Reading

http://www.learningpt.org/pdfs/literacy/components.pdf

Modelling and explanations

http://www.education-consumers.org/CT_111811.pdf

http://wp.me/p3UXMS-2I

http://www.aft.org/pdfs/americaneducator/spring2012/Rosenshine.pdf

Meeting the needs of different groups of children

http://www.learningspy.co.uk/featured/deliberately-difficult-focussing-on-learning-rather-than-progress/

http://bit.ly/1iiwu1B

http://bjorklab.psych.ucla.edu/research.html

http://ow.ly/o8Anb

http://learninglab.psych.purdue.edu/publications/

http://www.ascd.org/publications/educational-leadership/feb12/vol69/num05/Teaching-to-What-Students-Have-in-Common.aspx

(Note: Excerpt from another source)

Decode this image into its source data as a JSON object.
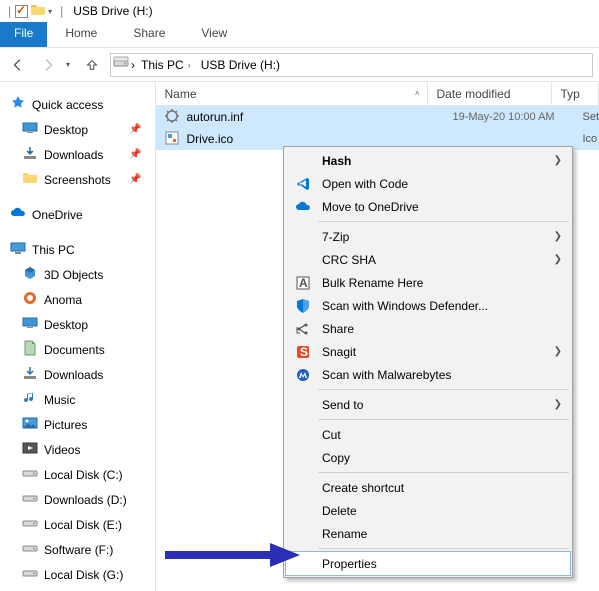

Feedback and questioning

http://wp.me/p2uRcx-VJ

www.huntingenglish.com/2013/12/26/disciplined-discussion-easy-abc

wp.me/p43kJZ-4U

http://reflectionsofmyteaching.blogspot.co.uk/2013/10/can-i-be-that-little-bit-better.html?m=1

http://reflectionsofmyteaching.blogspot.co.uk/2013/11/can-i-be-that-little-bit-better-at.html?m=1

http://youtu.be/ag38OBjuMrQ

http://learningspy.co.uk/2012/02/20/feedback-its-better-to-receive-than-to-give/#.UcDapa7_tR0.twitter

http://wp.me/p2uRcx-V9

http://feedbackasateachingstrategy.weebly.com/

http://www.learningspy.co.uk/featured/reducing-feedback-might-increase-learning/

http://meridianvale.wordpress.com/2014/01/25/what-if-feedback-wasnt-all-it-was-cracked-up-to-be/

The final part of the session will be for each teacher to settle on one strategy that they will experiment with in their classrooms over the next few weeks.  The research leader will ensure that each teacher in their working group leaves with a plan in place.